PTC Corona Stories From Canada

In a recent article published in The Globe and Mail by Chris Hannay, a Canadian independent business reporter, with the support of CFA, several stories of drycleaners across Canada are presented with a focus on the manner in which the first year of pandemic has impacted their business.

When the pandemic started a year ago, dry cleaners across the country say, there was one household item that was brought in for cleaning in droves. “We got an incredible amount of duvets and comforters,” said Shelley Clair, owner of Orr Cleaners in London, Ont. Unfortunately for the cleaners, though, their customers were not bringing in much else.

Shelley Clair, owner of Orr Cleaners

A year of off-and-on lockdowns have kept Canadians home from the office, restaurants, weddings and other social events. Without a need to dress up, many Canadians are forgoing their usual trips to the dry cleaners, which have left the companies – many family- and locally owned – struggling with double-digit revenue drops. New services and government supports have staved off some closings for now, but without a return to prepandemic norms, many aren’t sure how long they can last.

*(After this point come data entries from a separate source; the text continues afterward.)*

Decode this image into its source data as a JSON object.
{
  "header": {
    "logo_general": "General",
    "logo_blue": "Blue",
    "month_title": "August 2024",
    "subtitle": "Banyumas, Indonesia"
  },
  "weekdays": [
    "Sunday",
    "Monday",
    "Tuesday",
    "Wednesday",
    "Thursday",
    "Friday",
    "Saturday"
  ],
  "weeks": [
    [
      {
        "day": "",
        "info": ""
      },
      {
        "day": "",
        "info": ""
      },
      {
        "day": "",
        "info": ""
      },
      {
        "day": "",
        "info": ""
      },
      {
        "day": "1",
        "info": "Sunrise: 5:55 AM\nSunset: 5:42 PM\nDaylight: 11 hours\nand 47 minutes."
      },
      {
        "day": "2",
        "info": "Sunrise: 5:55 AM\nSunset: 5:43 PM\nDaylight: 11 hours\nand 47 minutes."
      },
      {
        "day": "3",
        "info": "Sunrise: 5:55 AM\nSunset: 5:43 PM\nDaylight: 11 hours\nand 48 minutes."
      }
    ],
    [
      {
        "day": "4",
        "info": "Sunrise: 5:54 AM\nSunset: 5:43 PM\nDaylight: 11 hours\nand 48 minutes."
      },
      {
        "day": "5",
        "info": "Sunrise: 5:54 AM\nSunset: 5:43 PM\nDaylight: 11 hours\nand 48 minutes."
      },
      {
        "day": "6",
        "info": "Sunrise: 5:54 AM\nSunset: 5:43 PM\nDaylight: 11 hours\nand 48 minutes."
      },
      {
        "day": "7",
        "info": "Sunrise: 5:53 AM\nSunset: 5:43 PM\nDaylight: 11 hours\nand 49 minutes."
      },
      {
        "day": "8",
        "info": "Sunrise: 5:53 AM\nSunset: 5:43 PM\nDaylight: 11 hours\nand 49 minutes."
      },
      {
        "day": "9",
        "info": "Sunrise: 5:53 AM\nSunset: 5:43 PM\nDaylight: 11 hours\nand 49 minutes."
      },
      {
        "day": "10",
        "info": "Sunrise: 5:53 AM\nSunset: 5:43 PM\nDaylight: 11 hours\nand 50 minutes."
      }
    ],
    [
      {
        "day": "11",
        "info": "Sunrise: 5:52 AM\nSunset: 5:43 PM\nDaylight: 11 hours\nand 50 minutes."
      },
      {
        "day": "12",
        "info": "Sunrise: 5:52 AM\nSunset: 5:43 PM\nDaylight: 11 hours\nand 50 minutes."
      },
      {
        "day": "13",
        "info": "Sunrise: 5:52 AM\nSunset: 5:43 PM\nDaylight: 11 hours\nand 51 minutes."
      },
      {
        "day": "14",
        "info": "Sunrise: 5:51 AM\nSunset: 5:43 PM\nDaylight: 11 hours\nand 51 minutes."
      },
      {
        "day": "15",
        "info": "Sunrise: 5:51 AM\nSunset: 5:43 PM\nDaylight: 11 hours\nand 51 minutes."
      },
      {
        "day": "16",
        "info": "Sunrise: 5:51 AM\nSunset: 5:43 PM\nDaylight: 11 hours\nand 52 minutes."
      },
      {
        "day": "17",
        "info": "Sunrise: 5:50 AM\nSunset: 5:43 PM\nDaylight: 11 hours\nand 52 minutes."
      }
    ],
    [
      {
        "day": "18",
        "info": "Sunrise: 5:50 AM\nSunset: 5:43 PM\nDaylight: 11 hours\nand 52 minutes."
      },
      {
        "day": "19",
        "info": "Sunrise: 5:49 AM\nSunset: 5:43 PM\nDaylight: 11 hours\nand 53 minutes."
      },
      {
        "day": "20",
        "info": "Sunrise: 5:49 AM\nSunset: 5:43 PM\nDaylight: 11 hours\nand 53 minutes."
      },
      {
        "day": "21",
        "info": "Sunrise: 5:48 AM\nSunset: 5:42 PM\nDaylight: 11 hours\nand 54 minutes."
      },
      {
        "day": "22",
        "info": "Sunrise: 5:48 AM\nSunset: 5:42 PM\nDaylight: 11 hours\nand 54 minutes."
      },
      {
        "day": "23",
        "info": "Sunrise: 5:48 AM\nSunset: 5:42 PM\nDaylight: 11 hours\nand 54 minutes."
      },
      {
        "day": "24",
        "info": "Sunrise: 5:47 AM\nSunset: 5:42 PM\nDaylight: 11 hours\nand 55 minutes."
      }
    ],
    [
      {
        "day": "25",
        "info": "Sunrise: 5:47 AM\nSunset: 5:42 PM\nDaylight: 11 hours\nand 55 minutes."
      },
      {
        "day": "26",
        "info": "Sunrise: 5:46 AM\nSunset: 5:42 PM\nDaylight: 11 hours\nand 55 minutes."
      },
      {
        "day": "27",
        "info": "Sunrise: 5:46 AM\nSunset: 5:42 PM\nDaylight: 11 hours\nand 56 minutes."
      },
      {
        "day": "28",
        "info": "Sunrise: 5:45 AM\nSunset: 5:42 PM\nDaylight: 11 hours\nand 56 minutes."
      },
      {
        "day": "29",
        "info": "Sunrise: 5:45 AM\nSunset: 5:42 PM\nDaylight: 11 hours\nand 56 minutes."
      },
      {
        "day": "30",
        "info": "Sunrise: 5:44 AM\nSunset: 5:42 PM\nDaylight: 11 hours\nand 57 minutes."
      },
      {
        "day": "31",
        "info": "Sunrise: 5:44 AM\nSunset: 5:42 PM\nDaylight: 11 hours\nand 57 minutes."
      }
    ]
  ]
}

Back in March, 2020, when the lockdowns first began, dry cleaners were among the businesses allowed to stay open. They were declared essential across the country because of the services they provided for emergency workers so they could stay “clean, protected and safe,” according to a letter from Prime Minister Justin Trudeau to the industry association.

Sheldon Fishman, who owns Fishman’s Personal Care Cleaners in Calgary, said demand at his nine locations plummeted when Canadians were first ordered home. His sales fell from $20,000 a day to “nearly zero,” he said, forcing him to reduce his staff count from 55 to three. It was only contracts for essential workers, such as the city’s police officers and firefighters, that kept the business afloat. “That was our only source of revenue,” he said. “That and comforters.”

Fishman’s, a 3-generations story about excellence

Ms. Clair said her revenue was down 80 per cent in April. She had to lay off almost her entire 21-person staff, leaving one person for each of her three locations. “I didn’t have enough business to have my entire staff in, so I would have two people come in,” she said. “One girl who was a presser and another who did the laundry side. I would do the actual dry cleaning myself.”

As spring turned to summer and public-health restrictions started to relax, some laid-off workers were welcomed back at reduced hours as customers began to trickle back in. Mohamud Rahim, who owns Busy Bee Gold Dry Cleaners in Vancouver, said when his clients returned, the volume of clothes they brought was lower than before. For instance, he said, many professionals who do video calls only ask for their top clothing items to be cleaned and not their bottoms. “We have a pretty loyal following, but a lot of people are working from home and the only thing they need on their Zoom calls is their dress shirt or their blouse,” Mr. Rahim said.

Some dry cleaners have tried new services, such as increasing their delivery and pickup options. Mr. Rahim said he found success by having his team of tailors sew cloth masks to give customers for free. The three-layer cloth masks are reusable – which furthers the company’s goals of being environmentally conscious – and they contribute to public health. “Our thinking is the more masks we give out, the safer people are going to be and the quicker we’re going to get past the critical phase of the COVID situation,” Mr. Rahim said.

But many cleaners and launderers likely won’t make it past the critical phase. Sidney Chelsky, executive director of the Canadian Fabricare Association, said his members say they have lost 60 per cent to 80 per cent of their revenue in the past year, and he estimates that close to a third of companies in the sector have closed down. Federal support programs, such as wage and rent subsidies, have helped deal with the biggest costs, but don’t totally make up for the steep revenue drops.

He said the decision in the early days of the pandemic to make dry cleaning an essential service turned out to be a double-edged sword: Shops could stay open, but no one was coming in. And for businesses in Ontario, being an essential service barred them from the province’s small-business grant of up to $20,000. “We would have been better off to have closed our doors,” Mr. Chelsky said.

Like a lot of small-business owners, Ms. Clair said she would have closed already if not for the government support. And, she said, she’s worried about what could happen if the aid ends before her business is back to normal. Orr Cleaners was once run by her grandmother, and then her mother, and then her. “I hope I’m not the one who loses the business after three generations,” she said.

Source: The Globe and Mail